On Friday, November 22nd, First Lady Michelle Obama honored 13 after-school and out-of-school arts and humanities education programs for underserved youth. Hosted at the White House, the National Arts and Humanities Youth Program Awards recognize exemplary programs that foster the creative and intellectual development of America’s youth through education and practical experience in the arts and humanities.
Michelle Obama, the honorary chair of the President’s Council on the Arts and Humanities, presented the awards in a White House ceremony. Each organization will receive $10,000. Among thirteen recipients, three were recognized as outstanding humanities-based youth programs.
Pearl Bailey Youth Program, Newport News Public Library System, Pearl Bailey Library (Newport News, VA) provides an extraordinary level of support for the youth of the Southeast Community in Newport News, where there is a high level of crime and more people living below the poverty level than any other area of the city. The library offers youth a variety of programs designed to expand their knowledge of literature and encourages participants to read for pleasure and personal interest. The Youth Leadership Program provides a weekly stipend to youth while they volunteer service learning hours through the library’s affiliation with the Wickham Avenue Alliance, for which it won the Virginia Public Library Director’s Award for an Outstanding Cooperative Program in 2010.
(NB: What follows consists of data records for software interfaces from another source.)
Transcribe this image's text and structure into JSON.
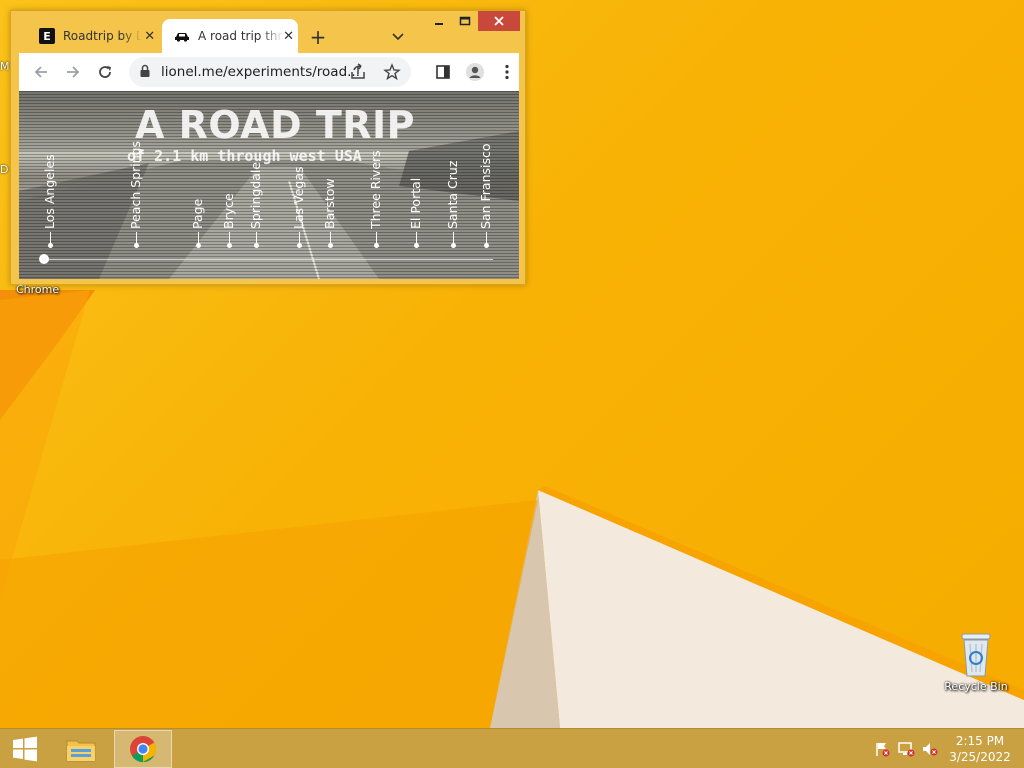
{
  "desktop": {
    "recycle_bin_label": "Recycle Bin",
    "chrome_label": "Chrome",
    "edge_letters": [
      "M",
      "D"
    ]
  },
  "browser": {
    "tabs": [
      {
        "favicon_letter": "E",
        "title": "Roadtrip by Lionel",
        "active": false
      },
      {
        "title": "A road trip through west USA",
        "active": true
      }
    ],
    "new_tab_symbol": "+",
    "url": "lionel.me/experiments/road..."
  },
  "page": {
    "title": "A ROAD TRIP",
    "subtitle": "of 2.1 km through west USA",
    "cities": [
      "Los Angeles",
      "Peach Springs",
      "Page",
      "Bryce",
      "Springdale",
      "Las Vegas",
      "Barstow",
      "Three Rivers",
      "El Portal",
      "Santa Cruz",
      "San Fransisco"
    ]
  },
  "taskbar": {
    "time": "2:15 PM",
    "date": "3/25/2022"
  },
  "colors": {
    "wallpaper": "#f8b205",
    "window_frame": "#f5c54b",
    "close_button": "#c9483c",
    "taskbar": "#c9a143"
  }
}
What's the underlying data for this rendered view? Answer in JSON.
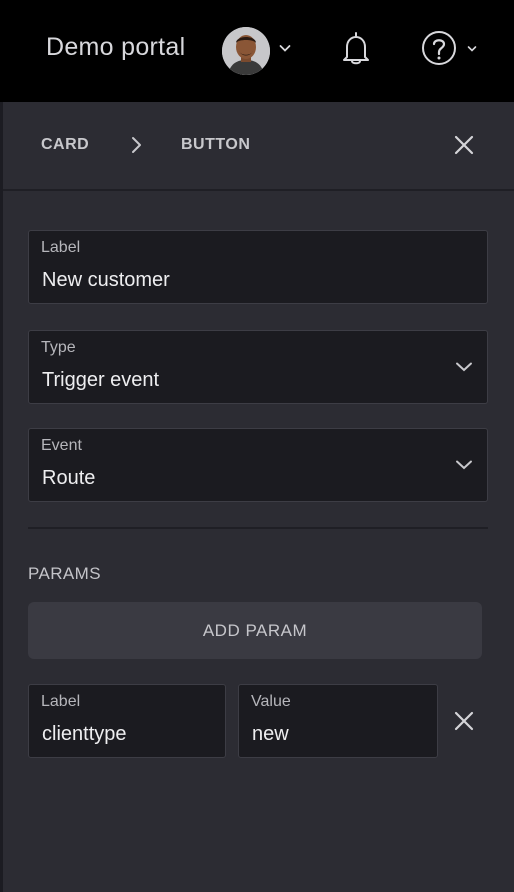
{
  "header": {
    "portal_title": "Demo portal",
    "avatar_icon": "user-avatar",
    "bell_icon": "bell-icon",
    "help_icon": "help-icon"
  },
  "panel": {
    "breadcrumb": {
      "first": "CARD",
      "second": "BUTTON"
    },
    "close_icon": "close-icon",
    "fields": {
      "label": {
        "label": "Label",
        "value": "New customer"
      },
      "type": {
        "label": "Type",
        "value": "Trigger event"
      },
      "event": {
        "label": "Event",
        "value": "Route"
      }
    },
    "params": {
      "title": "PARAMS",
      "add_label": "ADD PARAM",
      "row": {
        "label_field": {
          "label": "Label",
          "value": "clienttype"
        },
        "value_field": {
          "label": "Value",
          "value": "new"
        }
      }
    }
  },
  "colors": {
    "topbar": "#000000",
    "panel": "#2c2c33",
    "field": "#1b1b20",
    "button": "#3a3a42"
  }
}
Project Discovery, Dallas Theater Center (Dallas, TX) for 26 years has partnered with area schools to engage students in its productions through a multi-layered, season-long approach. Through Project Discovery, students attend regular evening performances, together with adult patrons, of each main stage production during the school year. The project presents students with opportunities to explore the history, theory and criticism of the plays they attend.
Sadie Nash Leadership Project Summer Institute (Brooklyn, NY) delivers a rigorous multidisciplinary arts and humanities curriculum through a social justice lens for 130 low-income girls in New York City and Newark, NJ. This six-week program delivers outstanding outcomes in terms of transferable life skills: increased self-confidence, a critical analysis of the world, an understanding of how to give back to the community, and a commitment to working for social justice both now and in the future. Among the program’s achievements, a recent 10-year impact study of the group showed that 62 percent of former participants completed four years of college. Additionally, the program received an Excellence in Summer Learning Award from the National Summer Learning Association in 2010.